Extracted data below:
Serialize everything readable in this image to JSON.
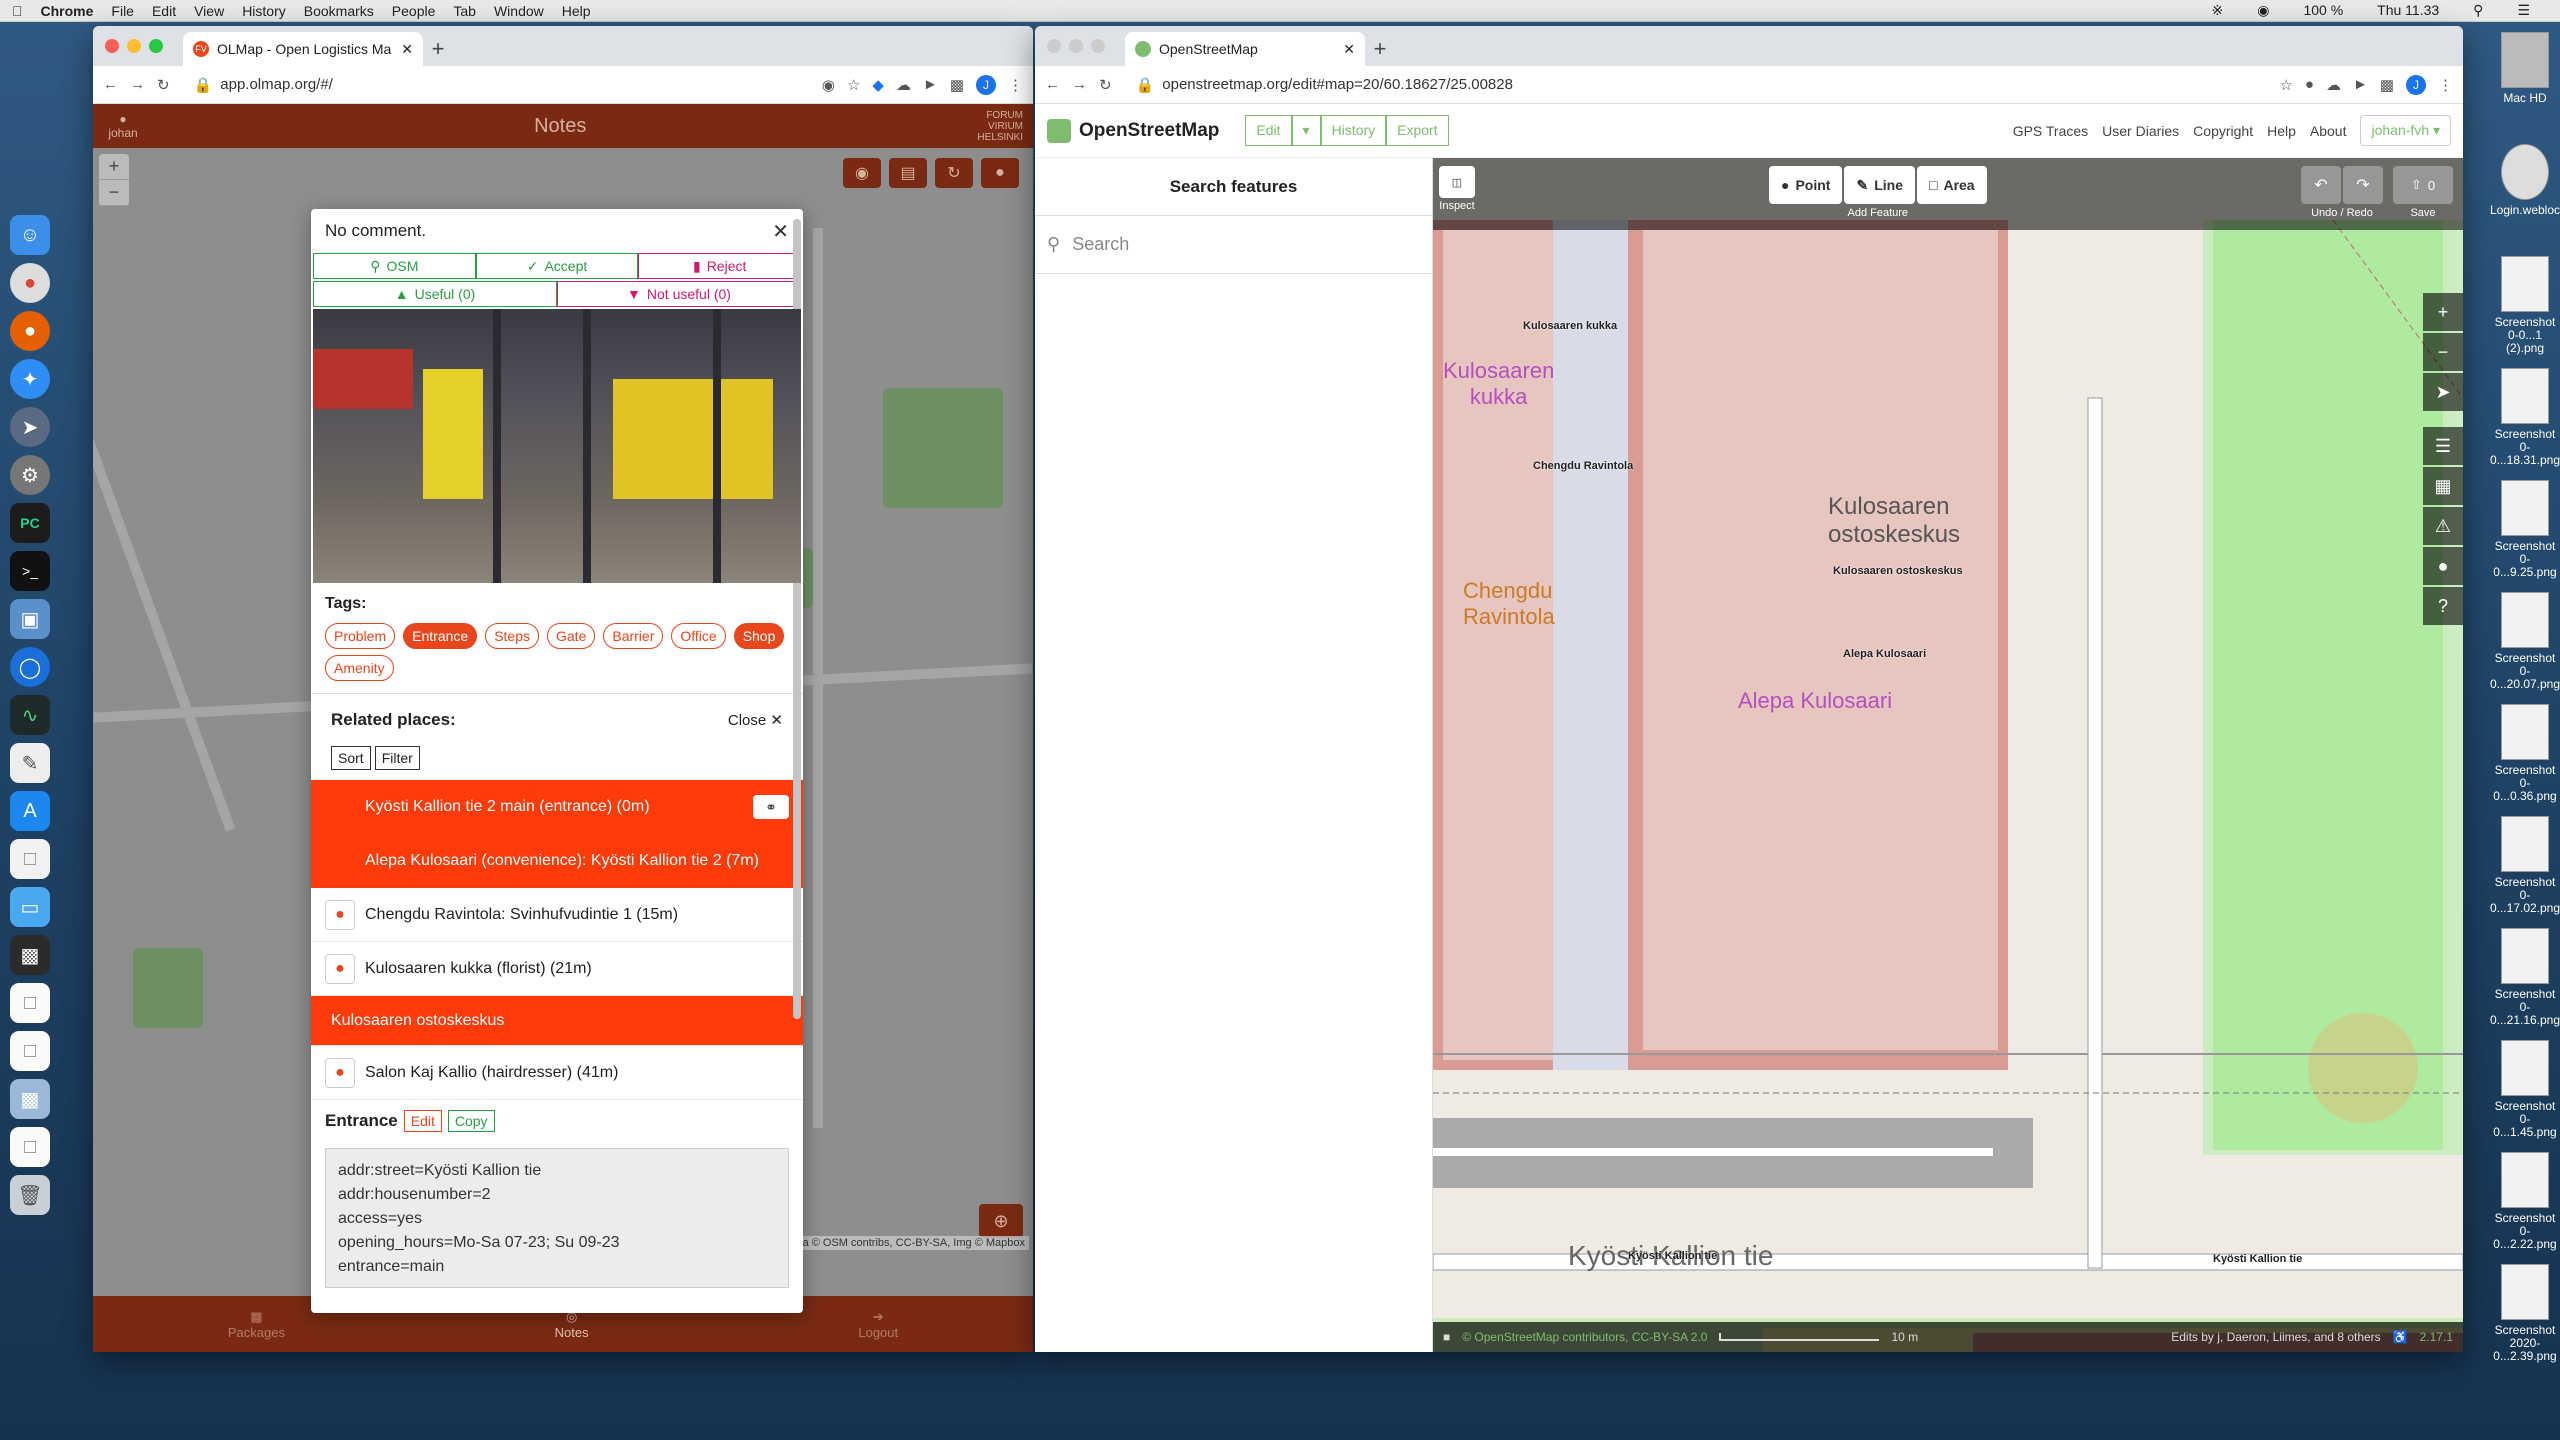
{
  "menubar": {
    "app": "Chrome",
    "items": [
      "File",
      "Edit",
      "View",
      "History",
      "Bookmarks",
      "People",
      "Tab",
      "Window",
      "Help"
    ],
    "battery": "100 %",
    "clock": "Thu 11.33"
  },
  "left_window": {
    "tab_title": "OLMap - Open Logistics Ma",
    "url": "app.olmap.org/#/"
  },
  "olmap": {
    "header": {
      "user": "johan",
      "title": "Notes",
      "brand_line1": "FORUM",
      "brand_line2": "VIRIUM",
      "brand_line3": "HELSINKI"
    },
    "zoom_in": "+",
    "zoom_out": "−",
    "attribution": "Leaflet | Data © OSM contribs, CC-BY-SA, Img © Mapbox",
    "footer": {
      "packages": "Packages",
      "notes": "Notes",
      "logout": "Logout"
    },
    "popup": {
      "comment": "No comment.",
      "buttons": {
        "osm": "OSM",
        "accept": "Accept",
        "reject": "Reject",
        "useful": "Useful (0)",
        "not_useful": "Not useful (0)"
      },
      "tags_label": "Tags:",
      "tags": [
        {
          "label": "Problem",
          "on": false
        },
        {
          "label": "Entrance",
          "on": true
        },
        {
          "label": "Steps",
          "on": false
        },
        {
          "label": "Gate",
          "on": false
        },
        {
          "label": "Barrier",
          "on": false
        },
        {
          "label": "Office",
          "on": false
        },
        {
          "label": "Shop",
          "on": true
        },
        {
          "label": "Amenity",
          "on": false
        }
      ],
      "related_label": "Related places:",
      "close_label": "Close",
      "sort_label": "Sort",
      "filter_label": "Filter",
      "places": [
        "Kyösti Kallion tie 2 main (entrance) (0m)",
        "Alepa Kulosaari (convenience): Kyösti Kallion tie 2 (7m)",
        "Chengdu Ravintola: Svinhufvudintie 1 (15m)",
        "Kulosaaren kukka (florist) (21m)",
        "Kulosaaren ostoskeskus",
        "Salon Kaj Kallio (hairdresser) (41m)"
      ],
      "entrance_label": "Entrance",
      "edit_label": "Edit",
      "copy_label": "Copy",
      "osm_tags": [
        "addr:street=Kyösti Kallion tie",
        "addr:housenumber=2",
        "access=yes",
        "opening_hours=Mo-Sa 07-23; Su 09-23",
        "entrance=main"
      ]
    }
  },
  "right_window": {
    "tab_title": "OpenStreetMap",
    "url": "openstreetmap.org/edit#map=20/60.18627/25.00828"
  },
  "osm": {
    "logo": "OpenStreetMap",
    "edit": "Edit",
    "history": "History",
    "export": "Export",
    "nav": [
      "GPS Traces",
      "User Diaries",
      "Copyright",
      "Help",
      "About"
    ],
    "user": "johan-fvh",
    "side_title": "Search features",
    "search_placeholder": "Search",
    "inspect": "Inspect",
    "point": "Point",
    "line": "Line",
    "area": "Area",
    "add_feature": "Add Feature",
    "undo_redo": "Undo / Redo",
    "save": "Save",
    "save_count": "0",
    "scale": "10 m",
    "edits_by": "Edits by j, Daeron, Liimes, and 8 others",
    "version": "2.17.1",
    "attribution": "© OpenStreetMap contributors, CC-BY-SA 2.0",
    "labels": {
      "kukka_small": "Kulosaaren kukka",
      "kukka_big1": "Kulosaaren",
      "kukka_big2": "kukka",
      "chengdu_small": "Chengdu Ravintola",
      "chengdu_big1": "Chengdu",
      "chengdu_big2": "Ravintola",
      "ostos_big1": "Kulosaaren",
      "ostos_big2": "ostoskeskus",
      "ostos_small": "Kulosaaren ostoskeskus",
      "alepa_small": "Alepa Kulosaari",
      "alepa_big": "Alepa Kulosaari",
      "street1": "Kyösti Kallion tie",
      "street2": "Kyösti Kallion tie",
      "street_big": "Kyösti Kallion tie"
    }
  },
  "desktop_files": [
    "Mac HD",
    "Login.webloc",
    "Screenshot 0-0...1 (2).png",
    "Screenshot 0-0...18.31.png",
    "Screenshot 0-0...9.25.png",
    "Screenshot 0-0...20.07.png",
    "Screenshot 0-0...0.36.png",
    "Screenshot 0-0...17.02.png",
    "Screenshot 0-0...21.16.png",
    "Screenshot 0-0...1.45.png",
    "Screenshot 0-0...2.22.png",
    "Screenshot 2020-0...2.39.png"
  ],
  "colors": {
    "olmap_accent": "#ff3b0a",
    "osm_green": "#7ebc6f",
    "accept_green": "#2a9d43",
    "reject_pink": "#d01a6f"
  }
}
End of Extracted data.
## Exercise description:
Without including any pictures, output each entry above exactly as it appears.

## Response to the exercise:
Serialize everything readable in this image to JSON.
{
  "menubar": {
    "app": "Chrome",
    "items": [
      "File",
      "Edit",
      "View",
      "History",
      "Bookmarks",
      "People",
      "Tab",
      "Window",
      "Help"
    ],
    "battery": "100 %",
    "clock": "Thu 11.33"
  },
  "left_window": {
    "tab_title": "OLMap - Open Logistics Ma",
    "url": "app.olmap.org/#/"
  },
  "olmap": {
    "header": {
      "user": "johan",
      "title": "Notes",
      "brand_line1": "FORUM",
      "brand_line2": "VIRIUM",
      "brand_line3": "HELSINKI"
    },
    "zoom_in": "+",
    "zoom_out": "−",
    "attribution": "Leaflet | Data © OSM contribs, CC-BY-SA, Img © Mapbox",
    "footer": {
      "packages": "Packages",
      "notes": "Notes",
      "logout": "Logout"
    },
    "popup": {
      "comment": "No comment.",
      "buttons": {
        "osm": "OSM",
        "accept": "Accept",
        "reject": "Reject",
        "useful": "Useful (0)",
        "not_useful": "Not useful (0)"
      },
      "tags_label": "Tags:",
      "tags": [
        {
          "label": "Problem",
          "on": false
        },
        {
          "label": "Entrance",
          "on": true
        },
        {
          "label": "Steps",
          "on": false
        },
        {
          "label": "Gate",
          "on": false
        },
        {
          "label": "Barrier",
          "on": false
        },
        {
          "label": "Office",
          "on": false
        },
        {
          "label": "Shop",
          "on": true
        },
        {
          "label": "Amenity",
          "on": false
        }
      ],
      "related_label": "Related places:",
      "close_label": "Close",
      "sort_label": "Sort",
      "filter_label": "Filter",
      "places": [
        "Kyösti Kallion tie 2 main (entrance) (0m)",
        "Alepa Kulosaari (convenience): Kyösti Kallion tie 2 (7m)",
        "Chengdu Ravintola: Svinhufvudintie 1 (15m)",
        "Kulosaaren kukka (florist) (21m)",
        "Kulosaaren ostoskeskus",
        "Salon Kaj Kallio (hairdresser) (41m)"
      ],
      "entrance_label": "Entrance",
      "edit_label": "Edit",
      "copy_label": "Copy",
      "osm_tags": [
        "addr:street=Kyösti Kallion tie",
        "addr:housenumber=2",
        "access=yes",
        "opening_hours=Mo-Sa 07-23; Su 09-23",
        "entrance=main"
      ]
    }
  },
  "right_window": {
    "tab_title": "OpenStreetMap",
    "url": "openstreetmap.org/edit#map=20/60.18627/25.00828"
  },
  "osm": {
    "logo": "OpenStreetMap",
    "edit": "Edit",
    "history": "History",
    "export": "Export",
    "nav": [
      "GPS Traces",
      "User Diaries",
      "Copyright",
      "Help",
      "About"
    ],
    "user": "johan-fvh",
    "side_title": "Search features",
    "search_placeholder": "Search",
    "inspect": "Inspect",
    "point": "Point",
    "line": "Line",
    "area": "Area",
    "add_feature": "Add Feature",
    "undo_redo": "Undo / Redo",
    "save": "Save",
    "save_count": "0",
    "scale": "10 m",
    "edits_by": "Edits by j, Daeron, Liimes, and 8 others",
    "version": "2.17.1",
    "attribution": "© OpenStreetMap contributors, CC-BY-SA 2.0",
    "labels": {
      "kukka_small": "Kulosaaren kukka",
      "kukka_big1": "Kulosaaren",
      "kukka_big2": "kukka",
      "chengdu_small": "Chengdu Ravintola",
      "chengdu_big1": "Chengdu",
      "chengdu_big2": "Ravintola",
      "ostos_big1": "Kulosaaren",
      "ostos_big2": "ostoskeskus",
      "ostos_small": "Kulosaaren ostoskeskus",
      "alepa_small": "Alepa Kulosaari",
      "alepa_big": "Alepa Kulosaari",
      "street1": "Kyösti Kallion tie",
      "street2": "Kyösti Kallion tie",
      "street_big": "Kyösti Kallion tie"
    }
  },
  "desktop_files": [
    "Mac HD",
    "Login.webloc",
    "Screenshot 0-0...1 (2).png",
    "Screenshot 0-0...18.31.png",
    "Screenshot 0-0...9.25.png",
    "Screenshot 0-0...20.07.png",
    "Screenshot 0-0...0.36.png",
    "Screenshot 0-0...17.02.png",
    "Screenshot 0-0...21.16.png",
    "Screenshot 0-0...1.45.png",
    "Screenshot 0-0...2.22.png",
    "Screenshot 2020-0...2.39.png"
  ],
  "colors": {
    "olmap_accent": "#ff3b0a",
    "osm_green": "#7ebc6f",
    "accept_green": "#2a9d43",
    "reject_pink": "#d01a6f"
  }
}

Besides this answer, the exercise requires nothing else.